_WHAT TO DO_
No pictures in the copy, please: retype all the records exactly.

══ STORED DATA

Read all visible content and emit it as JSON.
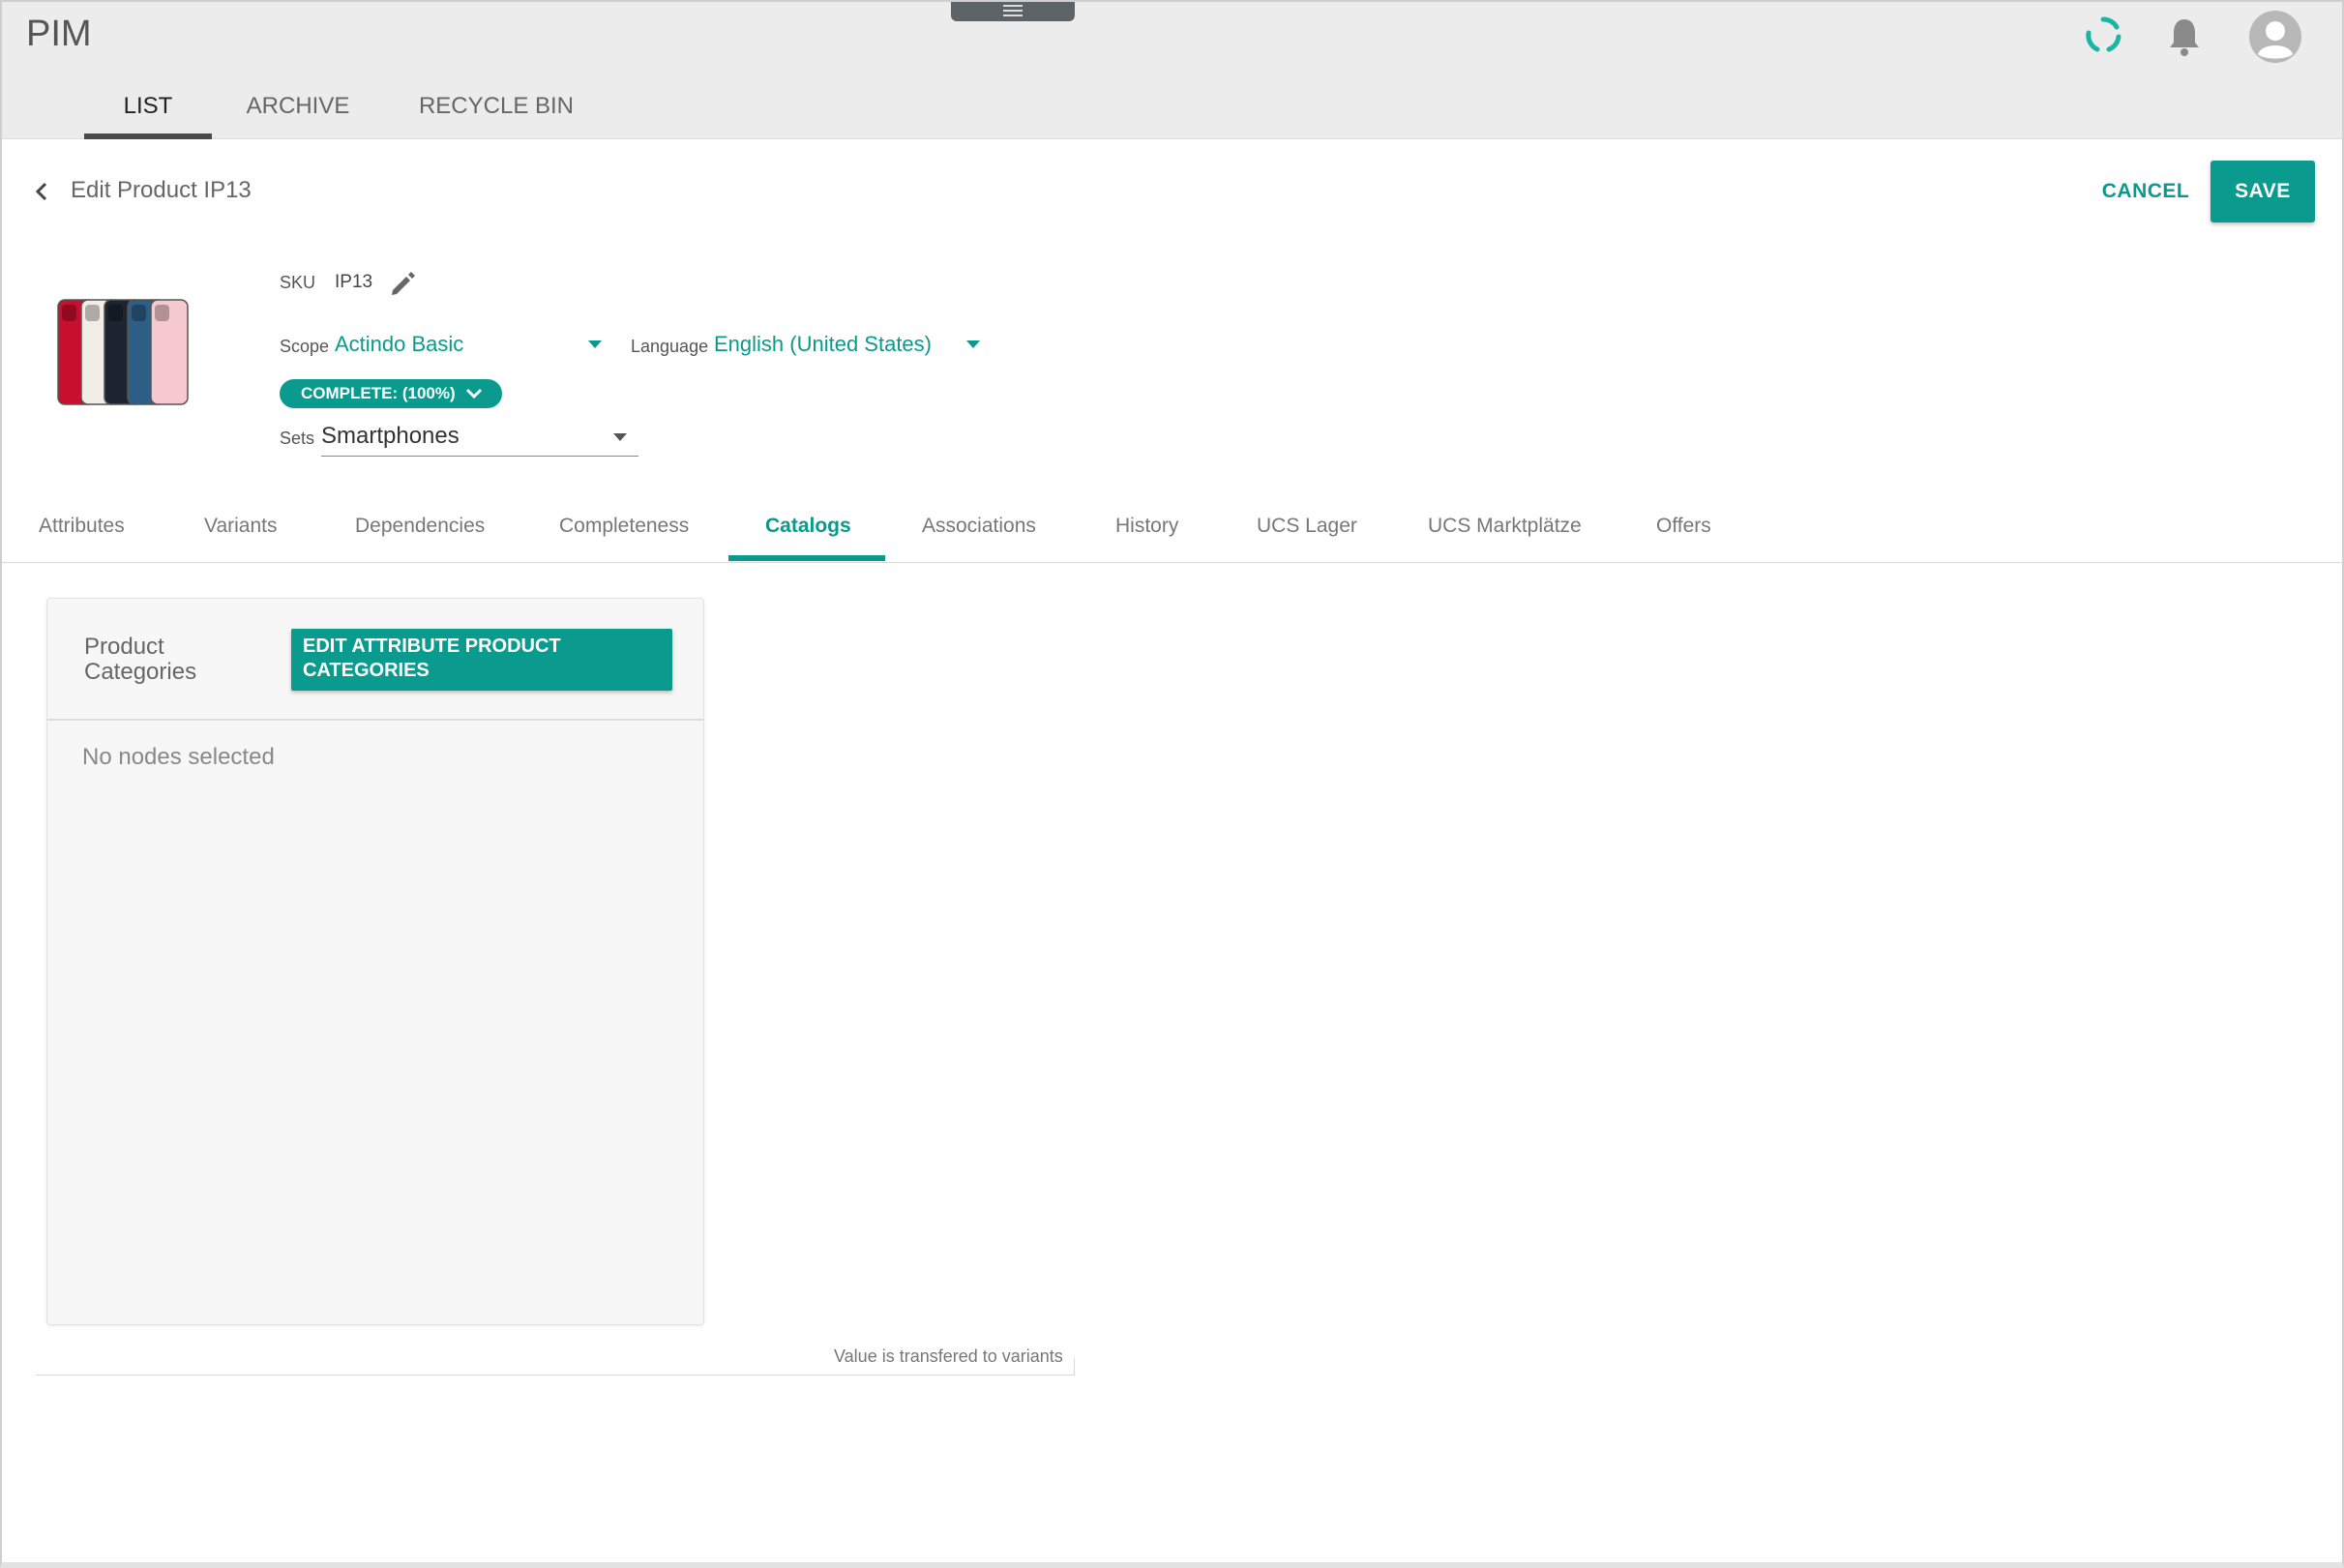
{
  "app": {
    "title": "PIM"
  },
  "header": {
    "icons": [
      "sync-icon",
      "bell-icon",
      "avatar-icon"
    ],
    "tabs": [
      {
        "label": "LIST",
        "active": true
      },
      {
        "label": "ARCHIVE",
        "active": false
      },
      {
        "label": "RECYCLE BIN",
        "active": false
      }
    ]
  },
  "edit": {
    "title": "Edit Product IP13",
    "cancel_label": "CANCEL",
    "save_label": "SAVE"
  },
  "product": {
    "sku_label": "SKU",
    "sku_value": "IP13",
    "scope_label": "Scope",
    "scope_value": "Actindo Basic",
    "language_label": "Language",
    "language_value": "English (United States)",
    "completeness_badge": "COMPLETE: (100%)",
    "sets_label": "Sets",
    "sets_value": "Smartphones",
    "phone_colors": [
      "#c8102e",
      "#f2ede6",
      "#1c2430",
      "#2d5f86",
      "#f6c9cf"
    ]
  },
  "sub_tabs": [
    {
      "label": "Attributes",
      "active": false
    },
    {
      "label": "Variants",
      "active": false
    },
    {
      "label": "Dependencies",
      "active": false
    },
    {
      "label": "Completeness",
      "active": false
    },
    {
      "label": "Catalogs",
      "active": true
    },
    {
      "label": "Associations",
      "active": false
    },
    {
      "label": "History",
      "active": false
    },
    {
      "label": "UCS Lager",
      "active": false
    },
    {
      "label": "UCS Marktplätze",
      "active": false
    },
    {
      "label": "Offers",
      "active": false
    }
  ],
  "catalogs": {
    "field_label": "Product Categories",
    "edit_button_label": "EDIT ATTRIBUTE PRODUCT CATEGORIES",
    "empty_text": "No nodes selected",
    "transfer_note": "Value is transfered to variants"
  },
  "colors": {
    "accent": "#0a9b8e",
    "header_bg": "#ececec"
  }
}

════

_TASK RESPONSE_
Read all visible content and emit it as JSON.
{
  "app": {
    "title": "PIM"
  },
  "header": {
    "icons": [
      "sync-icon",
      "bell-icon",
      "avatar-icon"
    ],
    "tabs": [
      {
        "label": "LIST",
        "active": true
      },
      {
        "label": "ARCHIVE",
        "active": false
      },
      {
        "label": "RECYCLE BIN",
        "active": false
      }
    ]
  },
  "edit": {
    "title": "Edit Product IP13",
    "cancel_label": "CANCEL",
    "save_label": "SAVE"
  },
  "product": {
    "sku_label": "SKU",
    "sku_value": "IP13",
    "scope_label": "Scope",
    "scope_value": "Actindo Basic",
    "language_label": "Language",
    "language_value": "English (United States)",
    "completeness_badge": "COMPLETE: (100%)",
    "sets_label": "Sets",
    "sets_value": "Smartphones",
    "phone_colors": [
      "#c8102e",
      "#f2ede6",
      "#1c2430",
      "#2d5f86",
      "#f6c9cf"
    ]
  },
  "sub_tabs": [
    {
      "label": "Attributes",
      "active": false
    },
    {
      "label": "Variants",
      "active": false
    },
    {
      "label": "Dependencies",
      "active": false
    },
    {
      "label": "Completeness",
      "active": false
    },
    {
      "label": "Catalogs",
      "active": true
    },
    {
      "label": "Associations",
      "active": false
    },
    {
      "label": "History",
      "active": false
    },
    {
      "label": "UCS Lager",
      "active": false
    },
    {
      "label": "UCS Marktplätze",
      "active": false
    },
    {
      "label": "Offers",
      "active": false
    }
  ],
  "catalogs": {
    "field_label": "Product Categories",
    "edit_button_label": "EDIT ATTRIBUTE PRODUCT CATEGORIES",
    "empty_text": "No nodes selected",
    "transfer_note": "Value is transfered to variants"
  },
  "colors": {
    "accent": "#0a9b8e",
    "header_bg": "#ececec"
  }
}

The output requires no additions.